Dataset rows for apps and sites
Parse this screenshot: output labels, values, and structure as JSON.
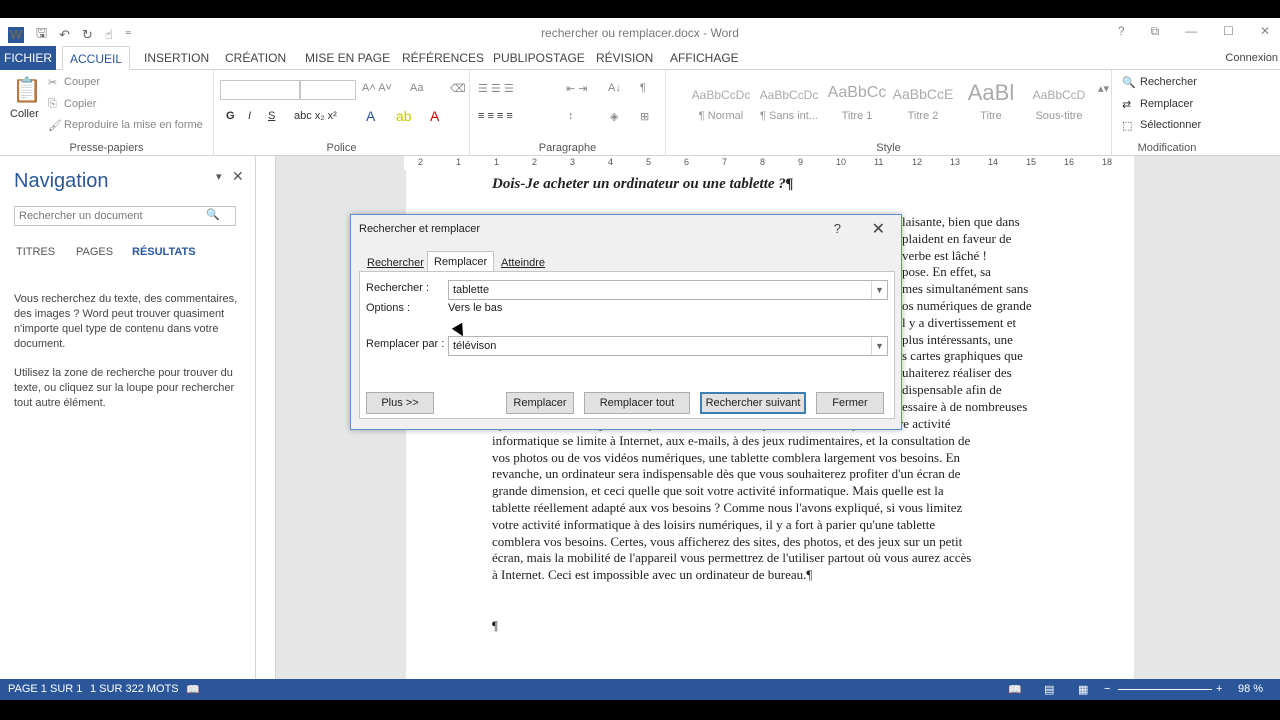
{
  "window": {
    "title": "rechercher ou remplacer.docx - Word",
    "signin": "Connexion"
  },
  "tabs": [
    "FICHIER",
    "ACCUEIL",
    "INSERTION",
    "CRÉATION",
    "MISE EN PAGE",
    "RÉFÉRENCES",
    "PUBLIPOSTAGE",
    "RÉVISION",
    "AFFICHAGE"
  ],
  "ribbon": {
    "clipboard": {
      "paste": "Coller",
      "cut": "Couper",
      "copy": "Copier",
      "format_painter": "Reproduire la mise en forme",
      "label": "Presse-papiers"
    },
    "font": {
      "label": "Police"
    },
    "paragraph": {
      "label": "Paragraphe"
    },
    "styles": {
      "label": "Style",
      "items": [
        {
          "preview": "AaBbCcDc",
          "name": "¶ Normal"
        },
        {
          "preview": "AaBbCcDc",
          "name": "¶ Sans int..."
        },
        {
          "preview": "AaBbCc",
          "name": "Titre 1"
        },
        {
          "preview": "AaBbCcE",
          "name": "Titre 2"
        },
        {
          "preview": "AaBl",
          "name": "Titre"
        },
        {
          "preview": "AaBbCcD",
          "name": "Sous-titre"
        }
      ]
    },
    "editing": {
      "find": "Rechercher",
      "replace": "Remplacer",
      "select": "Sélectionner",
      "label": "Modification"
    }
  },
  "navigation": {
    "title": "Navigation",
    "search_placeholder": "Rechercher un document",
    "tabs": [
      "TITRES",
      "PAGES",
      "RÉSULTATS"
    ],
    "text1": "Vous recherchez du texte, des commentaires, des images ? Word peut trouver quasiment n'importe quel type de contenu dans votre document.",
    "text2": "Utilisez la zone de recherche pour trouver du texte, ou cliquez sur la loupe pour rechercher tout autre élément."
  },
  "ruler": {
    "numbers": [
      "2",
      "1",
      "1",
      "2",
      "3",
      "4",
      "5",
      "6",
      "7",
      "8",
      "9",
      "10",
      "11",
      "12",
      "13",
      "14",
      "15",
      "16",
      "18"
    ]
  },
  "document": {
    "heading": "Dois-Je acheter un ordinateur ou une tablette ?¶",
    "right_fragments": [
      "laisante, bien que dans",
      "plaident en faveur de",
      "verbe est lâché !",
      "pose. En effet, sa",
      "mes simultanément sans",
      "os numériques de grande",
      "l y a divertissement et",
      "plus intéressants, une",
      "s cartes graphiques que",
      "uhaiterez réaliser des",
      "dispensable afin de",
      "essaire à de nombreuses"
    ],
    "lines": [
      "opérations de montage en temps réel. Pour faire simple, nous dirons que si votre activité",
      "informatique se limite à Internet, aux e-mails, à des jeux rudimentaires, et la consultation de",
      "vos photos ou de vos vidéos numériques, une tablette comblera largement vos besoins. En",
      "revanche, un ordinateur sera indispensable dès que vous souhaiterez profiter d'un écran de",
      "grande dimension, et ceci quelle que soit votre activité informatique. Mais quelle est la",
      "tablette réellement adapté aux vos besoins ? Comme nous l'avons expliqué, si vous limitez",
      "votre activité informatique à des loisirs numériques, il y a fort à parier qu'une tablette",
      "comblera vos besoins. Certes, vous afficherez des sites, des photos, et des jeux sur un petit",
      "écran, mais la mobilité de l'appareil vous permettrez de l'utiliser partout où vous aurez accès",
      "à Internet. Ceci est impossible avec un ordinateur de bureau.¶"
    ],
    "pilcrow": "¶"
  },
  "dialog": {
    "title": "Rechercher et remplacer",
    "help": "?",
    "close": "✕",
    "tabs": [
      "Rechercher",
      "Remplacer",
      "Atteindre"
    ],
    "find_label": "Rechercher :",
    "find_value": "tablette",
    "options_label": "Options :",
    "options_value": "Vers le bas",
    "replace_label": "Remplacer par :",
    "replace_value": "télévison",
    "buttons": {
      "more": "Plus >>",
      "replace": "Remplacer",
      "replace_all": "Remplacer tout",
      "find_next": "Rechercher suivant",
      "close": "Fermer"
    }
  },
  "status": {
    "page": "PAGE 1 SUR 1",
    "words": "1 SUR 322 MOTS",
    "zoom": "98 %"
  }
}
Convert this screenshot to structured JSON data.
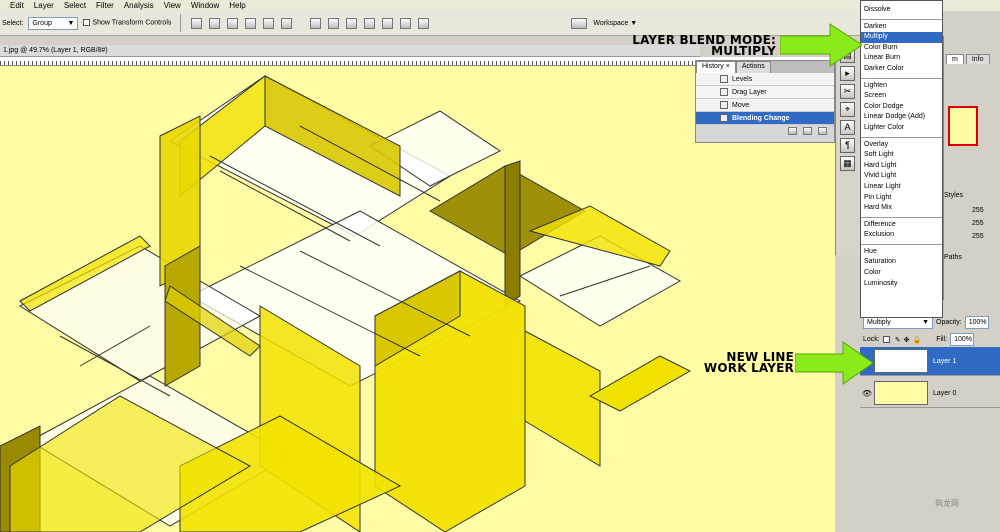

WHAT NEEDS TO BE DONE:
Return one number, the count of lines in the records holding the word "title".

YOUR SOLUTION:
3